── Dataset extract

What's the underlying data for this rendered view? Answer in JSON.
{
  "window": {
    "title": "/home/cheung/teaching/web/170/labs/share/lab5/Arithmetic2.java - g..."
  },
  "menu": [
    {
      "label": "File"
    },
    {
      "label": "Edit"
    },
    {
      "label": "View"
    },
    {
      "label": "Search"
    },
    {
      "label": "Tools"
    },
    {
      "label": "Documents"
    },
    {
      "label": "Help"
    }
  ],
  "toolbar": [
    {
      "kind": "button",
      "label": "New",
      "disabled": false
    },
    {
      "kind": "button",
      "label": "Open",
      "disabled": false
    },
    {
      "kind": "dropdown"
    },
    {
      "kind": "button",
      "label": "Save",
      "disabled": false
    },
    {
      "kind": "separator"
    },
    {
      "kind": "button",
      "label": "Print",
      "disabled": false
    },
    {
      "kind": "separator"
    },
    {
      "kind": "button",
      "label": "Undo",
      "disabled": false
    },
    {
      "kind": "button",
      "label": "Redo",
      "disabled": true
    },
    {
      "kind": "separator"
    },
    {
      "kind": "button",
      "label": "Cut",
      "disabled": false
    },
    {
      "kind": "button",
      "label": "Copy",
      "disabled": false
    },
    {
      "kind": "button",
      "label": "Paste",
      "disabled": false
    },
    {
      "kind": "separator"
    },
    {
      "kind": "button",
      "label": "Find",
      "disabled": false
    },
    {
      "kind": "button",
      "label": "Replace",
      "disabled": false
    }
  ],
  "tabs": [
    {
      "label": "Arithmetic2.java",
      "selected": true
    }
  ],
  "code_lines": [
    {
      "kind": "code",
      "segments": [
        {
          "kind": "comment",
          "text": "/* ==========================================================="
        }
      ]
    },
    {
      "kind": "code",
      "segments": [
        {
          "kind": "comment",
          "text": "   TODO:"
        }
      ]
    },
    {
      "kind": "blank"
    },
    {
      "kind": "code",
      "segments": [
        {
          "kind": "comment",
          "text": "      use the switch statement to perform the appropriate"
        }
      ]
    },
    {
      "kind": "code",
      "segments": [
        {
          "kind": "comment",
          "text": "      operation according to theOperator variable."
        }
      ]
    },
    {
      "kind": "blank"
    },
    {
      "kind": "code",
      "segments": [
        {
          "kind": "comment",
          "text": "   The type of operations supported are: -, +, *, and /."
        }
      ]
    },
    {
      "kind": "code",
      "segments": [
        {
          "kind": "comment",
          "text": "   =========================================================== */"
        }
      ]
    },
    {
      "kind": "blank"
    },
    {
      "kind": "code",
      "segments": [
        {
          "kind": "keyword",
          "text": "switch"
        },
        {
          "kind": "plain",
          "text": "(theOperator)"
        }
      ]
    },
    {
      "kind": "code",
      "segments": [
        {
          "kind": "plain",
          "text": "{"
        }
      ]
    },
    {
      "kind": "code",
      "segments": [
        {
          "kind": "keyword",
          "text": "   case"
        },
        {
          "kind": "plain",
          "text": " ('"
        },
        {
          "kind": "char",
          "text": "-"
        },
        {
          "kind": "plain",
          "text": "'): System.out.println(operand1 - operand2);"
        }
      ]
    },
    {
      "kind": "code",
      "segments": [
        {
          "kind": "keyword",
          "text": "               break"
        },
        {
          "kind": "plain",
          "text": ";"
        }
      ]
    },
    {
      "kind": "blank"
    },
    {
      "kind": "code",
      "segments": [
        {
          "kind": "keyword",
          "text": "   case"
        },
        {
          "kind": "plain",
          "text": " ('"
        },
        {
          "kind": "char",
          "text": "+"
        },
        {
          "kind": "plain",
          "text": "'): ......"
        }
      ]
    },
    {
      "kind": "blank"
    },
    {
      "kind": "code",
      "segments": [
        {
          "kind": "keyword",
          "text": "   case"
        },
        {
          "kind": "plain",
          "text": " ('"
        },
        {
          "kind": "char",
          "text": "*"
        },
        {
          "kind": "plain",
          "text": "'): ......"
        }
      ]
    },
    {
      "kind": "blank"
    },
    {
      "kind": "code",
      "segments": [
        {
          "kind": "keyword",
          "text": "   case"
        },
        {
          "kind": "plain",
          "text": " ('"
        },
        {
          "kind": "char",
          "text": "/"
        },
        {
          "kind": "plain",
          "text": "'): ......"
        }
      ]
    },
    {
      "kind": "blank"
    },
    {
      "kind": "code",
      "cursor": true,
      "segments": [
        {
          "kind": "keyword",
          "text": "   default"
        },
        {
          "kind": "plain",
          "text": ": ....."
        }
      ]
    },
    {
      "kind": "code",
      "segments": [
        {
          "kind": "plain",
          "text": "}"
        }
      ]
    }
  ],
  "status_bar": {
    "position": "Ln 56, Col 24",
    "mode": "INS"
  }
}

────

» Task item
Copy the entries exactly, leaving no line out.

» Answer box
What's the underlying data for this rendered view? Answer in JSON.
{
  "window": {
    "title": "/home/cheung/teaching/web/170/labs/share/lab5/Arithmetic2.java - g..."
  },
  "menu": [
    {
      "label": "File"
    },
    {
      "label": "Edit"
    },
    {
      "label": "View"
    },
    {
      "label": "Search"
    },
    {
      "label": "Tools"
    },
    {
      "label": "Documents"
    },
    {
      "label": "Help"
    }
  ],
  "toolbar": [
    {
      "kind": "button",
      "label": "New",
      "disabled": false
    },
    {
      "kind": "button",
      "label": "Open",
      "disabled": false
    },
    {
      "kind": "dropdown"
    },
    {
      "kind": "button",
      "label": "Save",
      "disabled": false
    },
    {
      "kind": "separator"
    },
    {
      "kind": "button",
      "label": "Print",
      "disabled": false
    },
    {
      "kind": "separator"
    },
    {
      "kind": "button",
      "label": "Undo",
      "disabled": false
    },
    {
      "kind": "button",
      "label": "Redo",
      "disabled": true
    },
    {
      "kind": "separator"
    },
    {
      "kind": "button",
      "label": "Cut",
      "disabled": false
    },
    {
      "kind": "button",
      "label": "Copy",
      "disabled": false
    },
    {
      "kind": "button",
      "label": "Paste",
      "disabled": false
    },
    {
      "kind": "separator"
    },
    {
      "kind": "button",
      "label": "Find",
      "disabled": false
    },
    {
      "kind": "button",
      "label": "Replace",
      "disabled": false
    }
  ],
  "tabs": [
    {
      "label": "Arithmetic2.java",
      "selected": true
    }
  ],
  "code_lines": [
    {
      "kind": "code",
      "segments": [
        {
          "kind": "comment",
          "text": "/* ==========================================================="
        }
      ]
    },
    {
      "kind": "code",
      "segments": [
        {
          "kind": "comment",
          "text": "   TODO:"
        }
      ]
    },
    {
      "kind": "blank"
    },
    {
      "kind": "code",
      "segments": [
        {
          "kind": "comment",
          "text": "      use the switch statement to perform the appropriate"
        }
      ]
    },
    {
      "kind": "code",
      "segments": [
        {
          "kind": "comment",
          "text": "      operation according to theOperator variable."
        }
      ]
    },
    {
      "kind": "blank"
    },
    {
      "kind": "code",
      "segments": [
        {
          "kind": "comment",
          "text": "   The type of operations supported are: -, +, *, and /."
        }
      ]
    },
    {
      "kind": "code",
      "segments": [
        {
          "kind": "comment",
          "text": "   =========================================================== */"
        }
      ]
    },
    {
      "kind": "blank"
    },
    {
      "kind": "code",
      "segments": [
        {
          "kind": "keyword",
          "text": "switch"
        },
        {
          "kind": "plain",
          "text": "(theOperator)"
        }
      ]
    },
    {
      "kind": "code",
      "segments": [
        {
          "kind": "plain",
          "text": "{"
        }
      ]
    },
    {
      "kind": "code",
      "segments": [
        {
          "kind": "keyword",
          "text": "   case"
        },
        {
          "kind": "plain",
          "text": " ('"
        },
        {
          "kind": "char",
          "text": "-"
        },
        {
          "kind": "plain",
          "text": "'): System.out.println(operand1 - operand2);"
        }
      ]
    },
    {
      "kind": "code",
      "segments": [
        {
          "kind": "keyword",
          "text": "               break"
        },
        {
          "kind": "plain",
          "text": ";"
        }
      ]
    },
    {
      "kind": "blank"
    },
    {
      "kind": "code",
      "segments": [
        {
          "kind": "keyword",
          "text": "   case"
        },
        {
          "kind": "plain",
          "text": " ('"
        },
        {
          "kind": "char",
          "text": "+"
        },
        {
          "kind": "plain",
          "text": "'): ......"
        }
      ]
    },
    {
      "kind": "blank"
    },
    {
      "kind": "code",
      "segments": [
        {
          "kind": "keyword",
          "text": "   case"
        },
        {
          "kind": "plain",
          "text": " ('"
        },
        {
          "kind": "char",
          "text": "*"
        },
        {
          "kind": "plain",
          "text": "'): ......"
        }
      ]
    },
    {
      "kind": "blank"
    },
    {
      "kind": "code",
      "segments": [
        {
          "kind": "keyword",
          "text": "   case"
        },
        {
          "kind": "plain",
          "text": " ('"
        },
        {
          "kind": "char",
          "text": "/"
        },
        {
          "kind": "plain",
          "text": "'): ......"
        }
      ]
    },
    {
      "kind": "blank"
    },
    {
      "kind": "code",
      "cursor": true,
      "segments": [
        {
          "kind": "keyword",
          "text": "   default"
        },
        {
          "kind": "plain",
          "text": ": ....."
        }
      ]
    },
    {
      "kind": "code",
      "segments": [
        {
          "kind": "plain",
          "text": "}"
        }
      ]
    }
  ],
  "status_bar": {
    "position": "Ln 56, Col 24",
    "mode": "INS"
  }
}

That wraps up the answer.